By Jeff Dougan
This month, I’m going to bring my discussion of games for families back into the realm of something a little more familiar and look at Upwords, a three-dimensional twist on Scrabble. Unfortunately, it’s not quite as friendly to very young kids as some of the games I’ve written about previously (at least if you try to play by the rules as written).
- In the Urbana Public Library’s collection
- Plays 2-to-4 players
- Publisher’s suggested ages 10+ in my edition; newer copies say 8+
- Current suggested retail $25.99
Upwords is a take on the crossword puzzle as a game. Like Scrabble, each player begins with a hand of tiles, and needs to work with the tiles they hold and the ones on the board to create a word, or else pass a turn in order to exchange one tile from their hand. (Note that this is a rules difference compared to Scrabble, which allows you to exchange up to your entire hand.) What makes Upwords different is that you are allowed to play tiles on top of each other to create new words, as long as all of the words created are still real words. The way the scoring works, once you’ve “gone vertical” on a word, there’s incentive to go as high as possible on as many tiles as possible.
Word games like Scrabble or Upwords can be good for building vocabularies, but I recently found out there’s a certain degree of spelling ability that needs to be present in the first place before it becomes “fun” and not “hard.”
I chose Upwords for this column after getting a request (I publicize these columns at some gaming-related sites, both while writing and after it goes live), but had never taken the time to try it out with the Grasshopper. We pulled it down and gave it a shot on a couple weeks ago, and discovered that he was having a very difficult time with it, in part because of the difficulty of working within the letters he had drawn.
It’s going back on the shelf for now, to come back out in a couple of years, when he’s more fluent at spelling. Hasbro recommends the game for ages 8 and over, and the experiment last weekend makes their suggestion seem about right. If you’ve got a family that’s already very into and familiar with Scrabble, that might change.
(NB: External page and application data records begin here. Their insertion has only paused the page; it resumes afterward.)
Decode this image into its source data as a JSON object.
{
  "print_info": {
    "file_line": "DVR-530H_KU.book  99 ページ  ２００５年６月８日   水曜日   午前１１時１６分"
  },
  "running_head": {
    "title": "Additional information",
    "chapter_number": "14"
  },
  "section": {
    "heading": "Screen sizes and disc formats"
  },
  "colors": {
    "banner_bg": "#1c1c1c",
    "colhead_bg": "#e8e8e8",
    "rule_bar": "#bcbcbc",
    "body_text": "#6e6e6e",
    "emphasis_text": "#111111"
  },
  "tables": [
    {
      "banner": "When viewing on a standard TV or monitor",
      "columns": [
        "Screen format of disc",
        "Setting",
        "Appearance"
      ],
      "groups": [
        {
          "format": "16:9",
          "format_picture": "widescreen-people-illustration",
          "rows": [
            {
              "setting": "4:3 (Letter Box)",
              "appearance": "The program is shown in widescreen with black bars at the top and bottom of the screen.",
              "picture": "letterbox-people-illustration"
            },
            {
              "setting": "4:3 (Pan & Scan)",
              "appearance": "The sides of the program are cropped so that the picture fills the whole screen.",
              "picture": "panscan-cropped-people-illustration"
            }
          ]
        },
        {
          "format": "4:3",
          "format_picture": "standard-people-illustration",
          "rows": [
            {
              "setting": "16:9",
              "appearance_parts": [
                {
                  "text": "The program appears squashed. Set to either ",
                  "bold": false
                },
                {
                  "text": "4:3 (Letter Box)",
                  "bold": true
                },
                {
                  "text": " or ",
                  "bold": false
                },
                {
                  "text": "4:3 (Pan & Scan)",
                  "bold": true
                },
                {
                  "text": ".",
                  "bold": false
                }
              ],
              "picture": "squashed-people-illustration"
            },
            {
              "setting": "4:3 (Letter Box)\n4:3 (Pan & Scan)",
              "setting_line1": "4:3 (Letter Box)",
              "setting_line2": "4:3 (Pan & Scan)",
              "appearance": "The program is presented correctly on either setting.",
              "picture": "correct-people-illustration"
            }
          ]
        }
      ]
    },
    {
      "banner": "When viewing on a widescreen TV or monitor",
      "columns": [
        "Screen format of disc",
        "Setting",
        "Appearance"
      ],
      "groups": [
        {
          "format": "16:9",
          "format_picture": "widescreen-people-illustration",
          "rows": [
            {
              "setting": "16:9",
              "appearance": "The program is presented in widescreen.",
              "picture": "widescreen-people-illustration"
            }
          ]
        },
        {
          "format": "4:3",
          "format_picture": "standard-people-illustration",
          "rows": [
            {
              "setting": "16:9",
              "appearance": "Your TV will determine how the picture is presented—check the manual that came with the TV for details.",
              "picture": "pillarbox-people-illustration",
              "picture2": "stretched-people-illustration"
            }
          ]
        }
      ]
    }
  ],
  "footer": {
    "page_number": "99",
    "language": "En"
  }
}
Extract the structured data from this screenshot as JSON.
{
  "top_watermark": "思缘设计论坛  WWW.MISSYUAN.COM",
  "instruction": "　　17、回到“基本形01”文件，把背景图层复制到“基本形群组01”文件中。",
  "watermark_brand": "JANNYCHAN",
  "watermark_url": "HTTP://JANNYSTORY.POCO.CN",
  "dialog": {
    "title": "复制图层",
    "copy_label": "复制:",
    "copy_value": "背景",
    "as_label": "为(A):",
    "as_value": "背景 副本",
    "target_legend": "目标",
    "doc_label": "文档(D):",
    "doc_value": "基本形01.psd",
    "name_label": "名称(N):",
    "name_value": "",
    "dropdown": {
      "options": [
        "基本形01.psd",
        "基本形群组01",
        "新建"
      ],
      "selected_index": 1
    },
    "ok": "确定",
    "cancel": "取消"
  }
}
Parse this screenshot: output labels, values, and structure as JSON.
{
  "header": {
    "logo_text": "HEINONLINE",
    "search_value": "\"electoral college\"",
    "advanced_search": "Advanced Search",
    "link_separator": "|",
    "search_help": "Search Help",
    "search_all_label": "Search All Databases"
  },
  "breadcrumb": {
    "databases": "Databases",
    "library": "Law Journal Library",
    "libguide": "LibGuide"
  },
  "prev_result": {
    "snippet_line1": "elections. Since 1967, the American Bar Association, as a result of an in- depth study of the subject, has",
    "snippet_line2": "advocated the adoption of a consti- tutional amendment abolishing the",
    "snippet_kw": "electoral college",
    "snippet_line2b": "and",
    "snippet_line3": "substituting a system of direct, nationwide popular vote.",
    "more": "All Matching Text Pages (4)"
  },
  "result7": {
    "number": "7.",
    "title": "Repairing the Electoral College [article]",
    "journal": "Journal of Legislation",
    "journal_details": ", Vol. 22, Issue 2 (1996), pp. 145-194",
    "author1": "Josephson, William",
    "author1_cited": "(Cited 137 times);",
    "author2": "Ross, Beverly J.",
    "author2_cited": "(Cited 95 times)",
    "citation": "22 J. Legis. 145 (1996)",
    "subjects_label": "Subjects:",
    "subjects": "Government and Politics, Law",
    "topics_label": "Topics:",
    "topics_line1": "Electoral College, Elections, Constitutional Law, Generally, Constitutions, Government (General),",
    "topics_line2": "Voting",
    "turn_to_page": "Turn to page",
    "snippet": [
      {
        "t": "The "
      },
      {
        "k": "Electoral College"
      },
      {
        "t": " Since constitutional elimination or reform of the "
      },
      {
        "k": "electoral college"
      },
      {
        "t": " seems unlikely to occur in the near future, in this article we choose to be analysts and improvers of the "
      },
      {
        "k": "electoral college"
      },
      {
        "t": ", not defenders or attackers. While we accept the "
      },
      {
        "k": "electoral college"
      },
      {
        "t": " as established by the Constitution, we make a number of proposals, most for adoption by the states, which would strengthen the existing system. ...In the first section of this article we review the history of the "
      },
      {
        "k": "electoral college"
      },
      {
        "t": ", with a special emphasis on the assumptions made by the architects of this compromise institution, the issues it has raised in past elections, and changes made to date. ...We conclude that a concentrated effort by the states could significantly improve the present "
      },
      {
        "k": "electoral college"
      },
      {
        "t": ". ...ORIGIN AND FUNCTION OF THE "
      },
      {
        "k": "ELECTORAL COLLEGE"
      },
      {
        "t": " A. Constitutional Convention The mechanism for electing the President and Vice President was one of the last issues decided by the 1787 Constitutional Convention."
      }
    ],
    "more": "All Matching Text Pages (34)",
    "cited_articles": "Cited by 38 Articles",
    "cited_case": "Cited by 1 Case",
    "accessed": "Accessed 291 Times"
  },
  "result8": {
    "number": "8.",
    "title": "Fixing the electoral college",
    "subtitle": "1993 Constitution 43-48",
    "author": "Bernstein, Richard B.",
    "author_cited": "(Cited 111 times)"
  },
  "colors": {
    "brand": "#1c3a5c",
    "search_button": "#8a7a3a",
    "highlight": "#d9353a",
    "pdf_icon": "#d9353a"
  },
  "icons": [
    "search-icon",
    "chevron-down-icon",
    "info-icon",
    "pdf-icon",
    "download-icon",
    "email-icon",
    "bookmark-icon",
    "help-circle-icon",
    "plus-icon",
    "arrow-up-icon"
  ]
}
A few plugs:
- First, this coming Saturday is once again the library’s Second Saturday Board Game event. I’m hoping to be there with the Grasshopper and some kid-friendly games for the first part of the afternoon, but that may depend on how busy the rest of the day gets.
- Flat-Con, a local gaming convention, will be happening in Bloomington over the weekend of Oct. 21-23. This one, unfortunately, isn’t free; admission is $5 for a one-day pass or $15 for the weekend. Conventions can be a good place to try a lot of different games in a short period of time.
- Out of the Box publishing (makers of party game Apples to Apples) is hosting a promo that will give up to $500 worth of their product away to some school or library. I’ve already entered the Urbana Free Library; feel free to enter a school. Voting starts Nov. 1.
Jeff Dougan is a scientist-turned-teacher-turned-full-time dad to the Grasshopper, 5, and the Munchkin, 15 months. A lifelong gamer, he’s always willing to teach a new game to anybody, and equally willing to learn a new game almost anytime.